My second plan failed also. I had some m-state precipitate from a solution of dead sea salt laying around. So I figured it should contain SOME calcium hydroxide. I added some spirit of salt (HCl) to obtain the soluble magnesium/calcium chlorides. This was then added to a solution of magnesium sulfate. If calcium were present, it should precipitate calcium sulfate, but yet again it ended in failure.

01-10-2009, 09:12 AM
Calcium sulfate has a solubility of 0.24 g/100 mL according to wikipedia. Probably you don't have enough calcium in the solution in order to overcome the limit and obtain a precipitate.

01-10-2009, 10:22 AM
You're absolutely right. The Dead Sea salt I used only contained trace amounts of calcium chloride. Any calcium sulfate that formed would not have precipitated due to its slight solubility.

I've quit working on sulfide salts for the meanwhile, but I will definitely come back to this topic in due time.

01-10-2009, 04:58 PM
One could try zinc sulfide instead of calcium. It is easier and safer to make. According to wikipedia,
It is easily produced by mixing an amount of zinc and sulfur and then igniting it. The result (after cooling) is zinc sulfide.
Its a nice coincidence that right now I'm reading a book called "Chemical Magic" by John Lippy and it has a whole chapter on Luminous paints based on sufides and other substances. There is also an interesting chapter with many recipies on how to start fire with water. An easy one includes mixing ammonium chloride, ammonium nitrate and zinc dust. Or in another, some potassium metal is put into ether and ignited when water is thrown in. (I think potassium could be made by electrolysis of molten KCl or K2CO3)

01-10-2009, 06:46 PM
One could try zinc sulfide instead of calcium. It is easier and safer to make. According to wikipedia,
I want to try this. It seems fairly straightforward. I have a pound of few pounds of pure zinc laying around, but I don't have any elemental sulfur. Haha, what kind of alchemist am I anyway? No sulfur! :(

Zinc, Cadmium, and Mercury are some of the more reactive metals.

An easy one includes mixing ammonium chloride, ammonium nitrate and zinc dust.
I learned about this trick a few weeks ago. Made a post in the "Survival Techniques of Alchemists" thread.

Here's what I said:

A simple fire starter can be made by using a mixture of ammonium nitrate (15g) + ammonium chloride (1.5g) + zinc dust (35g). These components are mixed thoroughly and kept in an airtight container. Once mixed it becomes highly sensitive to moisture, and if left out in the open it will ignite (the salts deliquesce). This mixture will ignite if a single drop of water is added to a small pile.

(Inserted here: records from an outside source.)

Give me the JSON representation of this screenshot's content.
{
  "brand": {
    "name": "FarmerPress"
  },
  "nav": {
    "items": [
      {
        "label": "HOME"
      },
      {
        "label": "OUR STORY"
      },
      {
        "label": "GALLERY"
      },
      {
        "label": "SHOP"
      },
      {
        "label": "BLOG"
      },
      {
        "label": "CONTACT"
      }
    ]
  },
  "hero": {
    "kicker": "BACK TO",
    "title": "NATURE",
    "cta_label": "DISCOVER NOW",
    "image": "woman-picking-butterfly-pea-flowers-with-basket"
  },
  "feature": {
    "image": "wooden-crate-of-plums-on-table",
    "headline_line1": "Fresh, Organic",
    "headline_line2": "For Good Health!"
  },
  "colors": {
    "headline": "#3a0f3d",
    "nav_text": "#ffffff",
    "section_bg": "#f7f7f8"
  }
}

I wonder if it would work with copper dust instead of zinc. Copper is somewhat more easy to identify in the wild. Our ammonium nitrate / ammonium chloride can be had through a number of methods.